Ingo Ball: Green Biorefineries in Europe
Ingo Ball (WIP, Germany) presented green biorefineries in Europe
The next presentation was given by Ingo Ball, who is a project manager in the unit Bioenergy & Bioeconomy at WIP Renewable Energies and was about Green Biorefineries in Europe.
First Mr Ball showed how a green biorefinery (GBR) is classified within the classification system of IEA Bioenergy Task 42. In general, a green biorefinery processes fresh wet biomass, such as grass, clover, alfalfa or immature cereals. First processing of wet biomass involves dewatering (e.g. screw press) to obtain two separate intermediates, a nutrient-rich organic solution (press juice) and a fibre-rich lignocellulosic press cake. Both intermediates are starting points for various valorization pathways.
The organic solution (press juice) contains valuable compounds, such as carbohydrates, proteins, free amino acids, organic acids, minerals, hormones and enzymes depending on the used feedstock (fresh biomass or silage). Silage juice has already been demonstrated as feedstock for bio-chemicals and fuels production. Lactic acid and its derivatives as well as proteins, amino acids, bioethanol and energy via AD are the most favorable end-products.
The press cake fibres can be used as green feed pellets, processed to fibre products (e.g. bio composites or insulation material) or used as raw material for other platforms (e.g. C6 and C5, syngas and lignin).
In the biorefinery context, the concept of a green biorefinery makes it a product driven biorefinery.
Mr Ball then considered the composition of grass and gave an overview about the basic processes that happen, once the grass is cut.
Mr Ball showed then the existing green biorefinery approaches in Europe and stated that most of the companies in that sector are new on the market, so the long-term success needs to be proven first. The concepts presented included the technical approaches and available mass balances of Biowert (Germany, production of bio composites and insulation material), NewFoss (the Netherlands, grass fibres for paper production), Grassa (the Netherlands, protein production) and Biofabrik (production of fertilizer and amino acids).
As an orientation help for decision making, then the so-called value pyramid was presented which basically says that energy has the lowest value per mass input and nutrition and health & lifestyle products the highest.

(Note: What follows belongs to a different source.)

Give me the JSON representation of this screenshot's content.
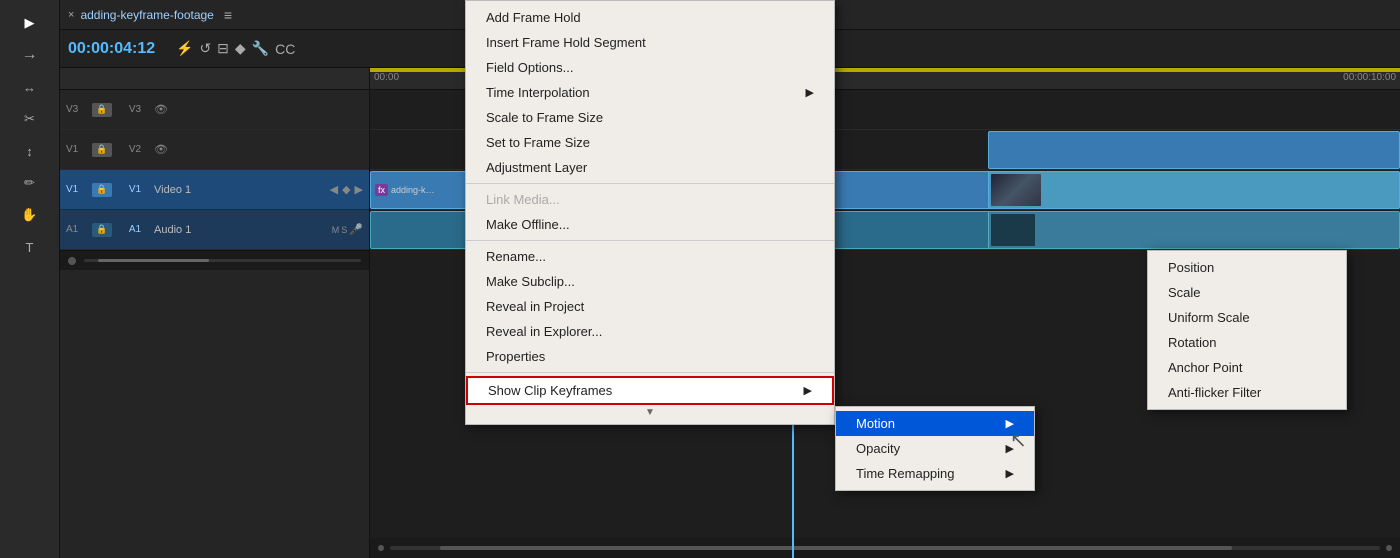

Concluding, Mr Ball presented an outlook about green biorefinery research in Europe. At the moment, in Denmark the most activity can be detected. Yet also in the Netherlands, in Germany and in Finland research on the topic of green biorefineries is still ongoing. The last slides showed a green biorefinery concept of Aarhus University in Denmark, which might be the next operating green biorefinery in Europe.